My childhood was unique for its time. My father played just as important a role in my upbringing as my mother. Dad shuttled me to soccer games, dropped me off at play dates, and pushed me to achieve academic greatness. At the time, I didn’t realize it was unusual for a father to be so integrated in his children’s daily lives. I also didn’t appreciate the intellectual significance my father’s influence could provide, given that researchers concluded that children who spend more time with their fathers have higher IQ’s and improved career success.

Times have changed, and 46% of fathers researched in a 2012 survey said they spend more time with their own children than their fathers spent with them as a child. All across the nation, dads who are able to be home for bedtime are tucking in their children with a story, probably not even realizing that a Harvard study found that when fathers read to children, those children, particularly girls, benefitted more in their language skills than if just mom were reading to them. Children who are fortunate to have involved fathers are actually more likely to receive A’s on their report cards. In schools from Baywood, California to West Orange, New Jersey, proactive dads have become active participants during parent teacher conferences and created father associations to help sponsor and support school activities. These lucky dads are recognizing and appreciating the value of the time they spend with their kids, and children are achieving more academic success as a result of their dad’s involvement with their school.

Behavioral psychologist Dr. Gail Gross has noted the importance of fathers’ roles:

Studies show that if your child’s father is affectionate, supportive, and involved, he can contribute greatly to your child’s cognitive, language, and social development, as well as academic achievement, a strong inner core resource, sense of well-being, good self-esteem, and authenticity.
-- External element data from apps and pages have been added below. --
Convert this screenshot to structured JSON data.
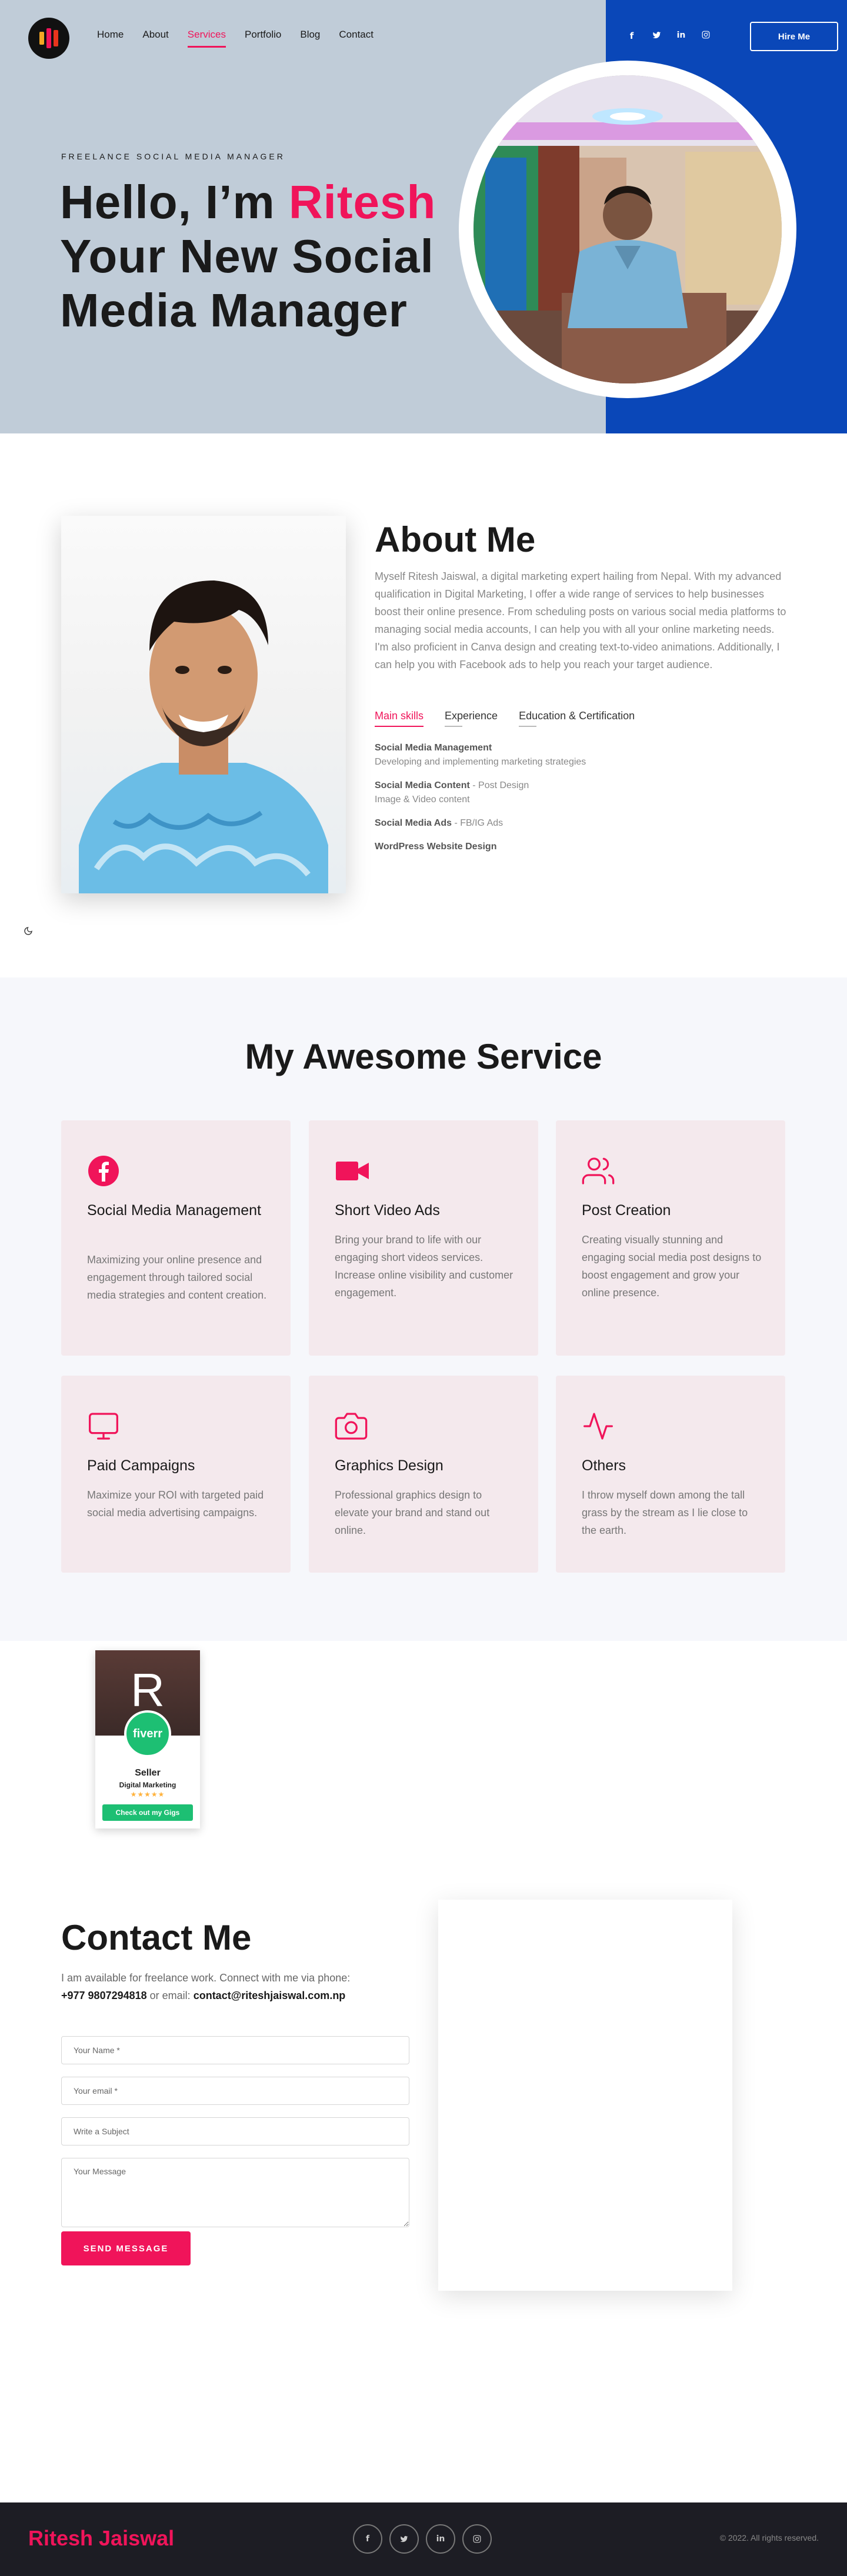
{
  "nav": {
    "links": [
      "Home",
      "About",
      "Services",
      "Portfolio",
      "Blog",
      "Contact"
    ],
    "active": "Services",
    "socials": [
      "facebook-icon",
      "twitter-icon",
      "linkedin-icon",
      "instagram-icon"
    ],
    "hire_label": "Hire Me"
  },
  "hero": {
    "eyebrow": "FREELANCE SOCIAL MEDIA MANAGER",
    "line1_prefix": "Hello, I’m ",
    "name": "Ritesh",
    "line2": "Your New Social",
    "line3": "Media Manager"
  },
  "about": {
    "title": "About Me",
    "text": "Myself Ritesh Jaiswal, a digital marketing expert hailing from Nepal. With my advanced qualification in Digital Marketing, I offer a wide range of services to help businesses boost their online presence. From scheduling posts on various social media platforms to managing social media accounts, I can help you with all your online marketing needs. I'm also proficient in Canva design and creating text-to-video animations. Additionally, I can help you with Facebook ads to help you reach your target audience.",
    "tabs": [
      "Main skills",
      "Experience",
      "Education & Certification"
    ],
    "skills": [
      {
        "title": "Social Media Management",
        "sub": "",
        "desc": "Developing and implementing marketing strategies"
      },
      {
        "title": "Social Media Content",
        "sub": " - Post Design",
        "desc": "Image & Video content"
      },
      {
        "title": "Social Media Ads",
        "sub": " - FB/IG Ads",
        "desc": ""
      },
      {
        "title": "WordPress Website Design",
        "sub": "",
        "desc": ""
      }
    ]
  },
  "services": {
    "title": "My Awesome Service",
    "items": [
      {
        "icon": "facebook-icon",
        "title": "Social Media Management",
        "desc": "Maximizing your online presence and engagement through tailored social media strategies and content creation."
      },
      {
        "icon": "video-camera-icon",
        "title": "Short Video Ads",
        "desc": "Bring your brand to life with our engaging short videos services. Increase online visibility and customer engagement."
      },
      {
        "icon": "users-icon",
        "title": "Post Creation",
        "desc": "Creating visually stunning and engaging social media post designs to boost engagement and grow your online presence."
      },
      {
        "icon": "monitor-icon",
        "title": "Paid Campaigns",
        "desc": "Maximize your ROI with targeted paid social media advertising campaigns."
      },
      {
        "icon": "camera-icon",
        "title": "Graphics Design",
        "desc": "Professional graphics design to elevate your brand and stand out online."
      },
      {
        "icon": "activity-icon",
        "title": "Others",
        "desc": "I throw myself down among the tall grass by the stream as I lie close to the earth."
      }
    ]
  },
  "fiverr": {
    "letter": "R",
    "badge": "fiverr",
    "level": "Seller",
    "category": "Digital Marketing",
    "stars": "★★★★★",
    "button": "Check out my Gigs"
  },
  "contact": {
    "title": "Contact Me",
    "intro": "I am available for freelance work. Connect with me via phone:",
    "phone": "+977 9807294818",
    "or_email": " or email: ",
    "email": "contact@riteshjaiswal.com.np",
    "name_ph": "Your Name *",
    "email_ph": "Your email *",
    "subject_ph": "Write a Subject",
    "message_ph": "Your Message",
    "send": "SEND MESSAGE"
  },
  "footer": {
    "brand": "Ritesh Jaiswal",
    "icons": [
      "facebook-icon",
      "twitter-icon",
      "linkedin-icon",
      "instagram-icon"
    ],
    "copyright": "© 2022. All rights reserved."
  },
  "colors": {
    "accent": "#f0145a",
    "hero_bg": "#c0ccd8",
    "hero_blue": "#0a47b8",
    "footer": "#1d1d24"
  }
}
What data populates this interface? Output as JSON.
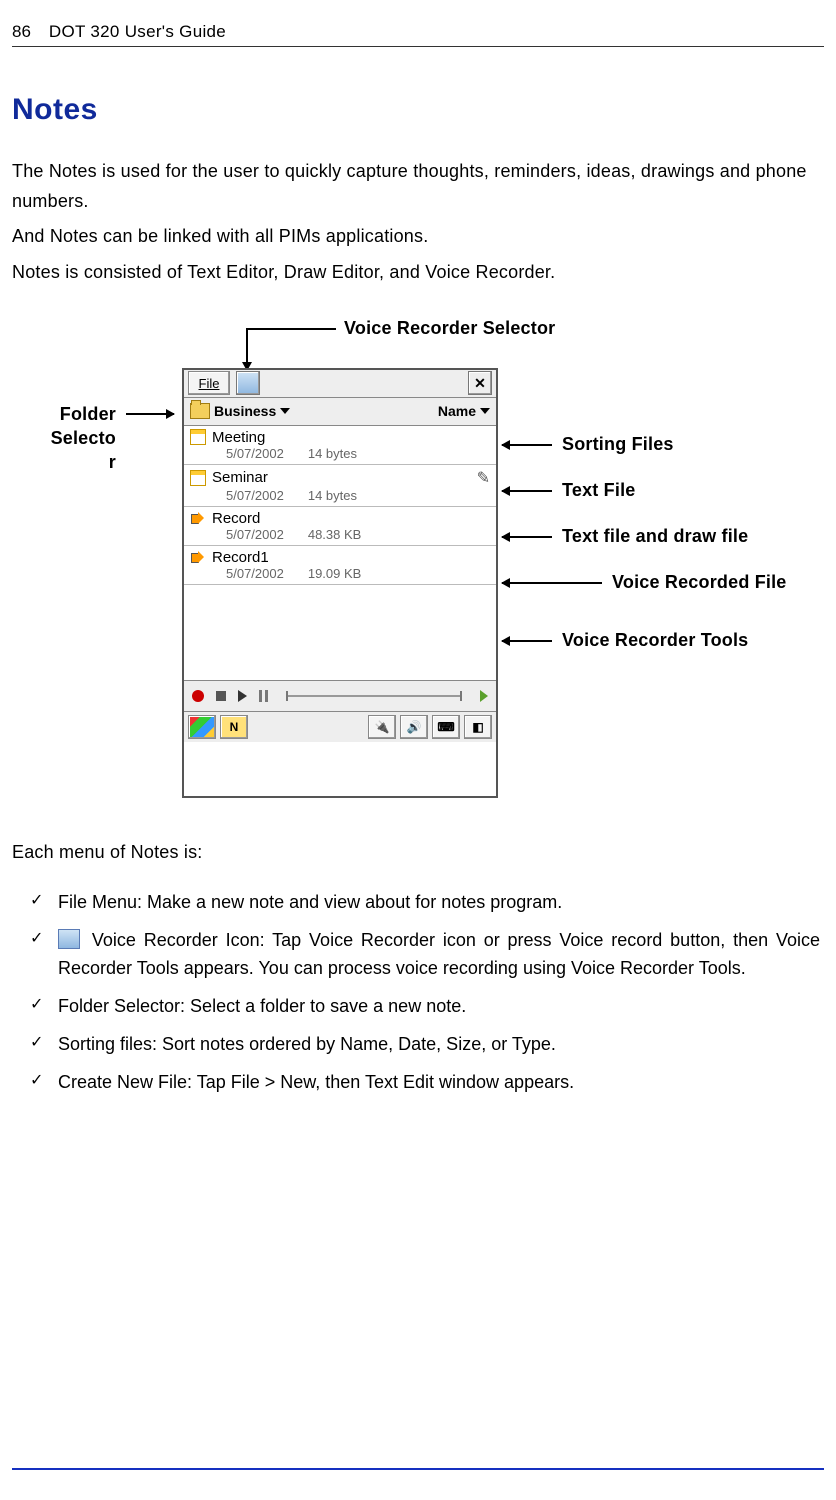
{
  "header": {
    "page_number": "86",
    "title": "DOT 320 User's Guide"
  },
  "section_title": "Notes",
  "paragraphs": {
    "p1": "The Notes is used for the user to quickly capture thoughts, reminders, ideas, drawings and phone numbers.",
    "p2": "And Notes can be linked with all PIMs applications.",
    "p3": "Notes is consisted of Text Editor, Draw Editor, and Voice Recorder."
  },
  "diagram": {
    "callouts": {
      "voice_recorder_selector": "Voice Recorder Selector",
      "folder_selector_line1": "Folder",
      "folder_selector_line2": "Selecto",
      "folder_selector_line3": "r",
      "sorting_files": "Sorting Files",
      "text_file": "Text File",
      "text_draw_file": "Text file and draw file",
      "voice_recorded_file": "Voice Recorded File",
      "voice_recorder_tools": "Voice Recorder Tools"
    },
    "window": {
      "file_menu_letter": "F",
      "file_menu_rest": "ile",
      "close": "✕",
      "folder_label": "Business",
      "sort_label": "Name",
      "items": [
        {
          "title": "Meeting",
          "date": "5/07/2002",
          "size": "14 bytes",
          "type": "note",
          "has_pen": false
        },
        {
          "title": "Seminar",
          "date": "5/07/2002",
          "size": "14 bytes",
          "type": "note",
          "has_pen": true
        },
        {
          "title": "Record",
          "date": "5/07/2002",
          "size": "48.38 KB",
          "type": "voice",
          "has_pen": false
        },
        {
          "title": "Record1",
          "date": "5/07/2002",
          "size": "19.09 KB",
          "type": "voice",
          "has_pen": false
        }
      ],
      "taskbar_n": "N"
    }
  },
  "menu_intro": "Each menu of Notes is:",
  "bullets": {
    "b1": "File Menu: Make a new note and view about for notes program.",
    "b2": " Voice Recorder Icon: Tap Voice Recorder icon or press Voice record button, then Voice Recorder Tools appears. You can process voice recording using Voice Recorder Tools.",
    "b3": "Folder Selector: Select a folder to save a new note.",
    "b4": "Sorting files: Sort notes ordered by Name, Date, Size, or Type.",
    "b5": "Create New File: Tap File > New, then Text Edit window appears."
  }
}
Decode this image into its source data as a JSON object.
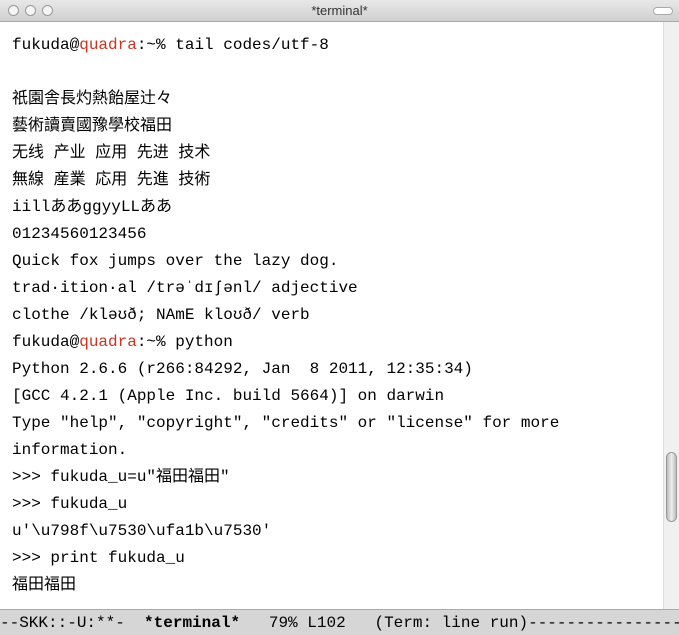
{
  "window": {
    "title": "*terminal*"
  },
  "prompt": {
    "user": "fukuda@",
    "host": "quadra",
    "suffix": ":~% "
  },
  "cmd1": "tail codes/utf-8",
  "lines": {
    "l1": "祇園舎長灼熱飴屋辻々",
    "l2": "藝術讀賣國豫學校福田",
    "l3": "无线 产业 应用 先进 技术",
    "l4": "無線 産業 応用 先進 技術",
    "l5": "iillああggyyLLああ",
    "l6": "01234560123456",
    "l7": "Quick fox jumps over the lazy dog.",
    "l8": "trad·ition·al /trəˈdɪʃənl/ adjective",
    "l9": "clothe /kləʊð; NAmE kloʊð/ verb"
  },
  "cmd2": "python",
  "py": {
    "l1": "Python 2.6.6 (r266:84292, Jan  8 2011, 12:35:34)",
    "l2": "[GCC 4.2.1 (Apple Inc. build 5664)] on darwin",
    "l3": "Type \"help\", \"copyright\", \"credits\" or \"license\" for more",
    "l4": "information.",
    "p1": ">>> fukuda_u=u\"福田福田\"",
    "p2": ">>> fukuda_u",
    "r1": "u'\\u798f\\u7530\\ufa1b\\u7530'",
    "p3": ">>> print fukuda_u",
    "r2": "福田福田"
  },
  "modeline": {
    "left": "--SKK::-U:**-  ",
    "buffer": "*terminal*",
    "mid": "   79% L102   (Term: line run)",
    "dashes": "-----------------"
  }
}
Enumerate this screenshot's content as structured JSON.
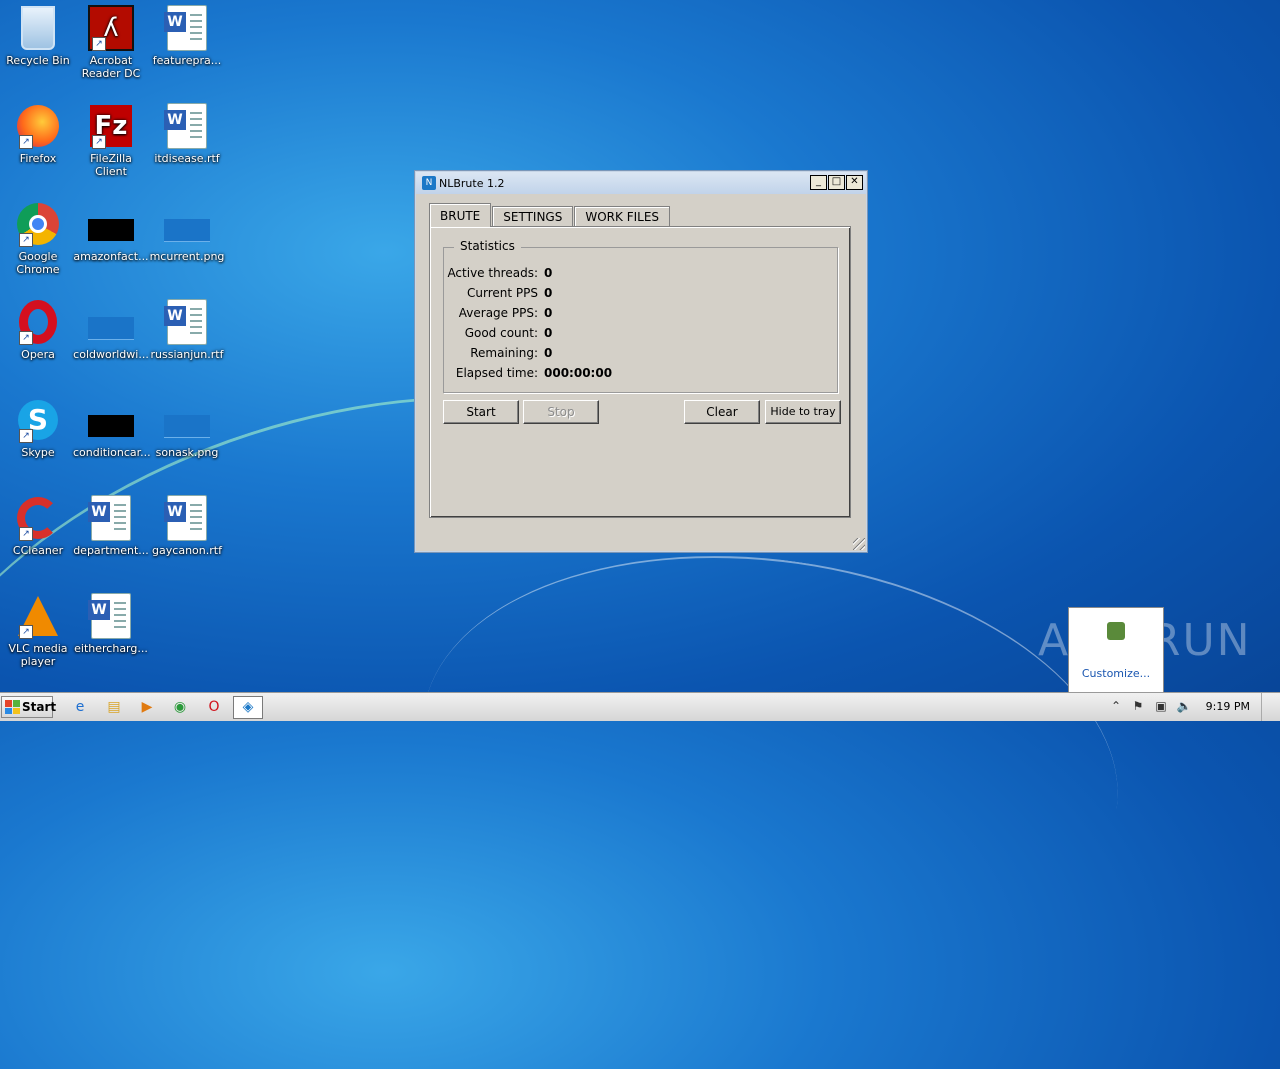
{
  "desktop": {
    "icons": [
      {
        "label": "Recycle Bin",
        "kind": "recycle-bin"
      },
      {
        "label": "Acrobat Reader DC",
        "kind": "acrobat"
      },
      {
        "label": "featurepra...",
        "kind": "word-doc"
      },
      {
        "label": "Firefox",
        "kind": "firefox"
      },
      {
        "label": "FileZilla Client",
        "kind": "filezilla"
      },
      {
        "label": "itdisease.rtf",
        "kind": "word-doc"
      },
      {
        "label": "Google Chrome",
        "kind": "chrome"
      },
      {
        "label": "amazonfact...",
        "kind": "black-image"
      },
      {
        "label": "mcurrent.png",
        "kind": "blue-image"
      },
      {
        "label": "Opera",
        "kind": "opera"
      },
      {
        "label": "coldworldwi...",
        "kind": "blue-image"
      },
      {
        "label": "russianjun.rtf",
        "kind": "word-doc"
      },
      {
        "label": "Skype",
        "kind": "skype"
      },
      {
        "label": "conditioncar...",
        "kind": "black-image"
      },
      {
        "label": "sonask.png",
        "kind": "blue-image"
      },
      {
        "label": "CCleaner",
        "kind": "ccleaner"
      },
      {
        "label": "department...",
        "kind": "word-doc"
      },
      {
        "label": "gaycanon.rtf",
        "kind": "word-doc"
      },
      {
        "label": "VLC media player",
        "kind": "vlc"
      },
      {
        "label": "eithercharg...",
        "kind": "word-doc"
      }
    ]
  },
  "window": {
    "title": "NLBrute 1.2",
    "controls": {
      "minimize": "_",
      "maximize": "□",
      "close": "✕"
    },
    "tabs": [
      {
        "label": "BRUTE",
        "active": true
      },
      {
        "label": "SETTINGS",
        "active": false
      },
      {
        "label": "WORK FILES",
        "active": false
      }
    ],
    "statistics": {
      "legend": "Statistics",
      "rows": [
        {
          "label": "Active threads:",
          "value": "0"
        },
        {
          "label": "Current PPS",
          "value": "0"
        },
        {
          "label": "Average PPS:",
          "value": "0"
        },
        {
          "label": "Good count:",
          "value": "0"
        },
        {
          "label": "Remaining:",
          "value": "0"
        },
        {
          "label": "Elapsed time:",
          "value": "000:00:00"
        }
      ]
    },
    "buttons": {
      "start": "Start",
      "stop": "Stop",
      "clear": "Clear",
      "hide": "Hide to tray"
    }
  },
  "taskbar": {
    "start_label": "Start",
    "clock": "9:19 PM",
    "tray_popup_link": "Customize...",
    "watermark": "ANY RUN"
  }
}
Jerry, a retired military officer, spends much of his week raising his son. He volunteers for lunch duty, gets his son ready for school, and escorts him to after school activities. To him, role model is his most important duty:

Throughout my professional career, I had the honor and privilege of holding many different ranks, titles, positions and various levels of responsibility. However the greatest one came when I became a dad. I also become a hero and a hero gives everything to something greater and that’s my son…

Beyond their school participation, U.S. dads are spending time with their kids on athletic fields across the country. A youth’s sports study showed that 85 percent of children’s coaches are fathers coaching their own kids. Many fathers consider coaching a hallmark of their relationship with their children and view the experience as an opportunity to teach important lessons like perseverance:

Being a coach was just part of my blueprint of what kind of dad I wanted to be. I love watching them learn . . . and persevere. . . . Honestly, sometimes I think I get more out of it than they do!
Sean Folkson – Founder & CEO, NightFood, Inc.

In addition, many fathers have realized how invaluable and fleeting their time is with their kids. Bob, a hedge fund manager, spends almost all his free time with his family. He wants to make sure he is there every step of the way in his children’s development: “You blink, and your kids are grown up. If I’m at work all the time or out with friends, I feel like I’m missing out on things I will never have again – the experience of raising our children as a family unit. ”

As today’s U.S. children grow up, they see their father not just a breadwinner, but also as an essential touchstone in their daily lives. As noted in a Bringham Young study, it is a father’s involvement in the day-to day-family activities – playing, watching tv together, relaxing – that is truly significant in terms of family happiness. For those blessed children reaping the benefits of an involved father, the American father is no longer just respected; he is influential, adored and admired.